● YOUR OBJECTIVE:
Write out each line below exactly as it appears.

● INPUT MATERIAL:

[Start of Attachment]

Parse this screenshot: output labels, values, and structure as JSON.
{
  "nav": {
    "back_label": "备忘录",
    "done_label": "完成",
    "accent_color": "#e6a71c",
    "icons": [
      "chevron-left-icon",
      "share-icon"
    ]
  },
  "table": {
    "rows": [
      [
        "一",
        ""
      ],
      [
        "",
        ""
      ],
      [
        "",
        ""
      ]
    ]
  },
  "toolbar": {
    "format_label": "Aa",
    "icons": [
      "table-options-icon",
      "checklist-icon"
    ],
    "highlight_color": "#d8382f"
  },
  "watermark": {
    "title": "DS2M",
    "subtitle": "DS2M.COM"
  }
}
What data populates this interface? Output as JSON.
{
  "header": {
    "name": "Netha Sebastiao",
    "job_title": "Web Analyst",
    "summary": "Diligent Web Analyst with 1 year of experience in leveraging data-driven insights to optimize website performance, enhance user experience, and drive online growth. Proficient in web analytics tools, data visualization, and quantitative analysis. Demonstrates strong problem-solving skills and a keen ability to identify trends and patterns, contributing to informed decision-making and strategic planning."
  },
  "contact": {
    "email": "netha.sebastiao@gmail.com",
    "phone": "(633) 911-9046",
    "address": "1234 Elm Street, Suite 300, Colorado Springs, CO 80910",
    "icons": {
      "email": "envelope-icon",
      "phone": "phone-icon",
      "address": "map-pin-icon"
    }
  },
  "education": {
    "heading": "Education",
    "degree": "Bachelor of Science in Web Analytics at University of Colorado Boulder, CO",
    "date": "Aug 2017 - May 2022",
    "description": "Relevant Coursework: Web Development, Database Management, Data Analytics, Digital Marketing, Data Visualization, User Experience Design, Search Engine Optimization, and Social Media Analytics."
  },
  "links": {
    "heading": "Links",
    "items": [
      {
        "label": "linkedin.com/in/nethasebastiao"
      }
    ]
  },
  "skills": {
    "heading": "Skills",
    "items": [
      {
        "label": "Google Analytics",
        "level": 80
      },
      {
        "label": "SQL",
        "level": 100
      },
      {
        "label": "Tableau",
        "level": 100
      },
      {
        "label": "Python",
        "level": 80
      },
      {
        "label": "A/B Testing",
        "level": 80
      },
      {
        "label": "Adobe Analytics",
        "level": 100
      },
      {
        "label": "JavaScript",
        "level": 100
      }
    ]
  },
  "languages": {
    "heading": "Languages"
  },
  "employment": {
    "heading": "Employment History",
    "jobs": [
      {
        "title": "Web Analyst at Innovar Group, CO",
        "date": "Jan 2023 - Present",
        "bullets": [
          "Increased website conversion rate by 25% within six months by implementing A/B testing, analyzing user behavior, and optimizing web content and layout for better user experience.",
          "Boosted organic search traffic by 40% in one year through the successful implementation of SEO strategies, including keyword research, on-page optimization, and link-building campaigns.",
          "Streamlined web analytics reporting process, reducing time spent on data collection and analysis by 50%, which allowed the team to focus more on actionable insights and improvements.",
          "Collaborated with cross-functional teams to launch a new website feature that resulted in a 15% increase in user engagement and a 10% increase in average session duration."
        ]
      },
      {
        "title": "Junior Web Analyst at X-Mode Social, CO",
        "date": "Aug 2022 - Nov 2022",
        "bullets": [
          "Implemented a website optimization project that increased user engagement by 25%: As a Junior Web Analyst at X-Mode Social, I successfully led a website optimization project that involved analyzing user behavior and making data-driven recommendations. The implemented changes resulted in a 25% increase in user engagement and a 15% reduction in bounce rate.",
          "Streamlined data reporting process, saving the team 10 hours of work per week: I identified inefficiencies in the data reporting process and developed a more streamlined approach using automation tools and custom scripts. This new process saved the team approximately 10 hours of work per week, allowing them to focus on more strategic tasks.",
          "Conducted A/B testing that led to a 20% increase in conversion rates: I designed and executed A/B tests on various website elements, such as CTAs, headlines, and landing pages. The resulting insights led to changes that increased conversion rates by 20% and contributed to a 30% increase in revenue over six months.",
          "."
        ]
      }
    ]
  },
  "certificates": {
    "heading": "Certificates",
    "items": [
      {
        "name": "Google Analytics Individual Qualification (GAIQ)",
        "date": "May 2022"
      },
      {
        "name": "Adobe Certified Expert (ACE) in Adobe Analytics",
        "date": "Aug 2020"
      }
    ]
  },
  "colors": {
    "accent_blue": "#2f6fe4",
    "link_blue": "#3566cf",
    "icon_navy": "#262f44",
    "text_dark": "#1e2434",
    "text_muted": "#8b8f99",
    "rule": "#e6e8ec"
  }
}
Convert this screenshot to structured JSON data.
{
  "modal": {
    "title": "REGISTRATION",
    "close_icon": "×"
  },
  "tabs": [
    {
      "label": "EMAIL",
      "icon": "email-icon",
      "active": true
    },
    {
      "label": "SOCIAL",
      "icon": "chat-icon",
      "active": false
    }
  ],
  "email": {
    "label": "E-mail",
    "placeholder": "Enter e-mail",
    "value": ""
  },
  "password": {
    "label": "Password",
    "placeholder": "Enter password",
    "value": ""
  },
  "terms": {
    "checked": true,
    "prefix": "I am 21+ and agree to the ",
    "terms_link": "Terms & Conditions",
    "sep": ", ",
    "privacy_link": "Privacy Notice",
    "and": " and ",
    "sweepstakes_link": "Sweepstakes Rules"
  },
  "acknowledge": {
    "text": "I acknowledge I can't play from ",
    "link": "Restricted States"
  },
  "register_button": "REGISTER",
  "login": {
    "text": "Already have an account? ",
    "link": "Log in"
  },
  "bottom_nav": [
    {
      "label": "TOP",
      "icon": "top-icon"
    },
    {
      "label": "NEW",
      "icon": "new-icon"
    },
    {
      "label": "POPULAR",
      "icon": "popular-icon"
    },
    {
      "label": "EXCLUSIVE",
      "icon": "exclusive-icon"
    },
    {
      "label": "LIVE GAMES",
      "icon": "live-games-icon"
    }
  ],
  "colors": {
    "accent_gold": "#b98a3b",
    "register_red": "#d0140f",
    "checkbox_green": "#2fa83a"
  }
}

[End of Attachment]

● SOLUTION TO THIS PROBLEM:
Parse this screenshot: output labels, values, and structure as JSON.
{
  "nav": {
    "back_label": "备忘录",
    "done_label": "完成",
    "accent_color": "#e6a71c",
    "icons": [
      "chevron-left-icon",
      "share-icon"
    ]
  },
  "table": {
    "rows": [
      [
        "一",
        ""
      ],
      [
        "",
        ""
      ],
      [
        "",
        ""
      ]
    ]
  },
  "toolbar": {
    "format_label": "Aa",
    "icons": [
      "table-options-icon",
      "checklist-icon"
    ],
    "highlight_color": "#d8382f"
  },
  "watermark": {
    "title": "DS2M",
    "subtitle": "DS2M.COM"
  }
}
What data populates this interface? Output as JSON.
{
  "header": {
    "name": "Netha Sebastiao",
    "job_title": "Web Analyst",
    "summary": "Diligent Web Analyst with 1 year of experience in leveraging data-driven insights to optimize website performance, enhance user experience, and drive online growth. Proficient in web analytics tools, data visualization, and quantitative analysis. Demonstrates strong problem-solving skills and a keen ability to identify trends and patterns, contributing to informed decision-making and strategic planning."
  },
  "contact": {
    "email": "netha.sebastiao@gmail.com",
    "phone": "(633) 911-9046",
    "address": "1234 Elm Street, Suite 300, Colorado Springs, CO 80910",
    "icons": {
      "email": "envelope-icon",
      "phone": "phone-icon",
      "address": "map-pin-icon"
    }
  },
  "education": {
    "heading": "Education",
    "degree": "Bachelor of Science in Web Analytics at University of Colorado Boulder, CO",
    "date": "Aug 2017 - May 2022",
    "description": "Relevant Coursework: Web Development, Database Management, Data Analytics, Digital Marketing, Data Visualization, User Experience Design, Search Engine Optimization, and Social Media Analytics."
  },
  "links": {
    "heading": "Links",
    "items": [
      {
        "label": "linkedin.com/in/nethasebastiao"
      }
    ]
  },
  "skills": {
    "heading": "Skills",
    "items": [
      {
        "label": "Google Analytics",
        "level": 80
      },
      {
        "label": "SQL",
        "level": 100
      },
      {
        "label": "Tableau",
        "level": 100
      },
      {
        "label": "Python",
        "level": 80
      },
      {
        "label": "A/B Testing",
        "level": 80
      },
      {
        "label": "Adobe Analytics",
        "level": 100
      },
      {
        "label": "JavaScript",
        "level": 100
      }
    ]
  },
  "languages": {
    "heading": "Languages"
  },
  "employment": {
    "heading": "Employment History",
    "jobs": [
      {
        "title": "Web Analyst at Innovar Group, CO",
        "date": "Jan 2023 - Present",
        "bullets": [
          "Increased website conversion rate by 25% within six months by implementing A/B testing, analyzing user behavior, and optimizing web content and layout for better user experience.",
          "Boosted organic search traffic by 40% in one year through the successful implementation of SEO strategies, including keyword research, on-page optimization, and link-building campaigns.",
          "Streamlined web analytics reporting process, reducing time spent on data collection and analysis by 50%, which allowed the team to focus more on actionable insights and improvements.",
          "Collaborated with cross-functional teams to launch a new website feature that resulted in a 15% increase in user engagement and a 10% increase in average session duration."
        ]
      },
      {
        "title": "Junior Web Analyst at X-Mode Social, CO",
        "date": "Aug 2022 - Nov 2022",
        "bullets": [
          "Implemented a website optimization project that increased user engagement by 25%: As a Junior Web Analyst at X-Mode Social, I successfully led a website optimization project that involved analyzing user behavior and making data-driven recommendations. The implemented changes resulted in a 25% increase in user engagement and a 15% reduction in bounce rate.",
          "Streamlined data reporting process, saving the team 10 hours of work per week: I identified inefficiencies in the data reporting process and developed a more streamlined approach using automation tools and custom scripts. This new process saved the team approximately 10 hours of work per week, allowing them to focus on more strategic tasks.",
          "Conducted A/B testing that led to a 20% increase in conversion rates: I designed and executed A/B tests on various website elements, such as CTAs, headlines, and landing pages. The resulting insights led to changes that increased conversion rates by 20% and contributed to a 30% increase in revenue over six months.",
          "."
        ]
      }
    ]
  },
  "certificates": {
    "heading": "Certificates",
    "items": [
      {
        "name": "Google Analytics Individual Qualification (GAIQ)",
        "date": "May 2022"
      },
      {
        "name": "Adobe Certified Expert (ACE) in Adobe Analytics",
        "date": "Aug 2020"
      }
    ]
  },
  "colors": {
    "accent_blue": "#2f6fe4",
    "link_blue": "#3566cf",
    "icon_navy": "#262f44",
    "text_dark": "#1e2434",
    "text_muted": "#8b8f99",
    "rule": "#e6e8ec"
  }
}
Convert this screenshot to structured JSON data.
{
  "modal": {
    "title": "REGISTRATION",
    "close_icon": "×"
  },
  "tabs": [
    {
      "label": "EMAIL",
      "icon": "email-icon",
      "active": true
    },
    {
      "label": "SOCIAL",
      "icon": "chat-icon",
      "active": false
    }
  ],
  "email": {
    "label": "E-mail",
    "placeholder": "Enter e-mail",
    "value": ""
  },
  "password": {
    "label": "Password",
    "placeholder": "Enter password",
    "value": ""
  },
  "terms": {
    "checked": true,
    "prefix": "I am 21+ and agree to the ",
    "terms_link": "Terms & Conditions",
    "sep": ", ",
    "privacy_link": "Privacy Notice",
    "and": " and ",
    "sweepstakes_link": "Sweepstakes Rules"
  },
  "acknowledge": {
    "text": "I acknowledge I can't play from ",
    "link": "Restricted States"
  },
  "register_button": "REGISTER",
  "login": {
    "text": "Already have an account? ",
    "link": "Log in"
  },
  "bottom_nav": [
    {
      "label": "TOP",
      "icon": "top-icon"
    },
    {
      "label": "NEW",
      "icon": "new-icon"
    },
    {
      "label": "POPULAR",
      "icon": "popular-icon"
    },
    {
      "label": "EXCLUSIVE",
      "icon": "exclusive-icon"
    },
    {
      "label": "LIVE GAMES",
      "icon": "live-games-icon"
    }
  ],
  "colors": {
    "accent_gold": "#b98a3b",
    "register_red": "#d0140f",
    "checkbox_green": "#2fa83a"
  }
}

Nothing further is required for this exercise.